_Exercise aim_
Only lines holding the word "drop" are wanted from the records; copy all of them.

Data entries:
+---+
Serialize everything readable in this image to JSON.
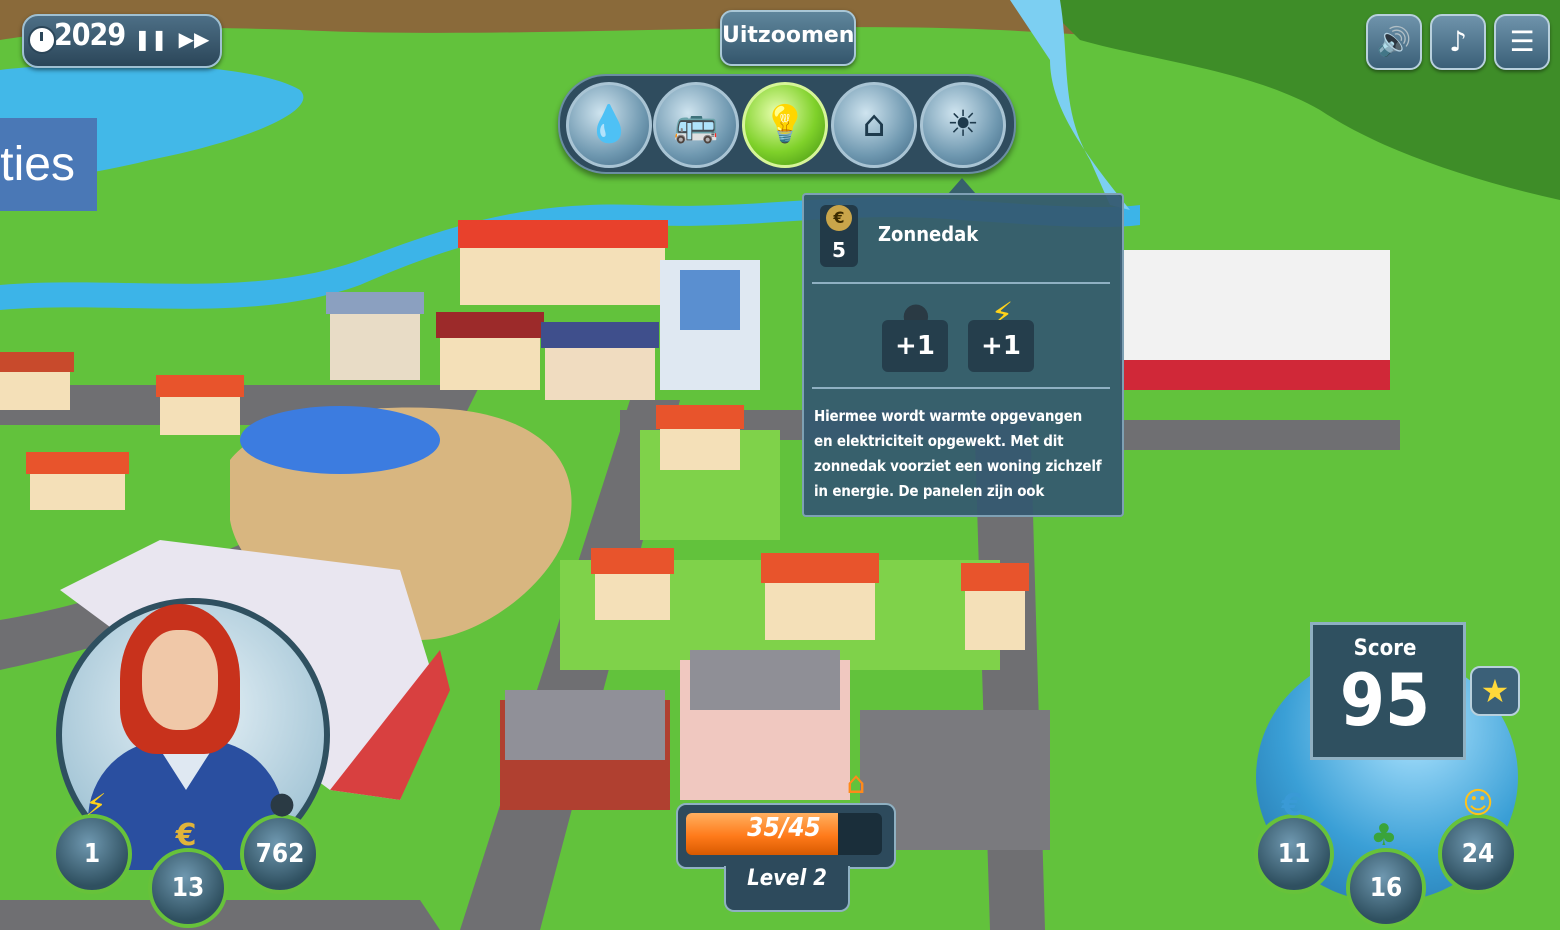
{
  "hud": {
    "year": "2029",
    "pause_icon": "pause-icon",
    "fastforward_icon": "fast-forward-icon",
    "zoom_label": "Uitzoomen",
    "side_label": "ties"
  },
  "categories": [
    {
      "name": "water",
      "icon": "water-tank-icon",
      "glyph": "💧"
    },
    {
      "name": "transport",
      "icon": "bus-icon",
      "glyph": "🚌"
    },
    {
      "name": "energy",
      "icon": "lightbulb-icon",
      "glyph": "💡"
    },
    {
      "name": "housing",
      "icon": "house-icon",
      "glyph": "⌂"
    },
    {
      "name": "solar",
      "icon": "solar-roof-icon",
      "glyph": "☀"
    }
  ],
  "top_right": {
    "sound_icon": "speaker-icon",
    "music_icon": "music-note-icon",
    "menu_icon": "menu-list-icon"
  },
  "tooltip": {
    "cost": "5",
    "title": "Zonnedak",
    "effects": [
      {
        "icon": "oil-drop-icon",
        "glyph": "💧",
        "value": "+1"
      },
      {
        "icon": "lightning-icon",
        "glyph": "⚡",
        "value": "+1"
      }
    ],
    "description_lines": [
      "Hiermee wordt warmte opgevangen",
      "en  elektriciteit opgewekt. Met dit",
      "zonnedak voorziet een woning zichzelf",
      "in energie. De panelen zijn ook"
    ]
  },
  "progress": {
    "text": "35/45",
    "value": 35,
    "max": 45,
    "level": "Level 2"
  },
  "player_stats": [
    {
      "icon": "lightning-icon",
      "glyph": "⚡",
      "value": "1"
    },
    {
      "icon": "money-bag-icon",
      "glyph": "€",
      "value": "13"
    },
    {
      "icon": "oil-drop-icon",
      "glyph": "💧",
      "value": "762"
    }
  ],
  "score": {
    "label": "Score",
    "value": "95"
  },
  "world_stats": [
    {
      "icon": "euro-icon",
      "glyph": "€",
      "value": "11"
    },
    {
      "icon": "tree-icon",
      "glyph": "🌳",
      "value": "16"
    },
    {
      "icon": "smiley-icon",
      "glyph": "☺",
      "value": "24"
    }
  ],
  "colors": {
    "panel": "#2f5060",
    "accent_green": "#67c23a",
    "progress_orange": "#ff7a1a"
  }
}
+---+
_Exercise result_
        "icon": "oil-drop-icon",
      "icon": "oil-drop-icon",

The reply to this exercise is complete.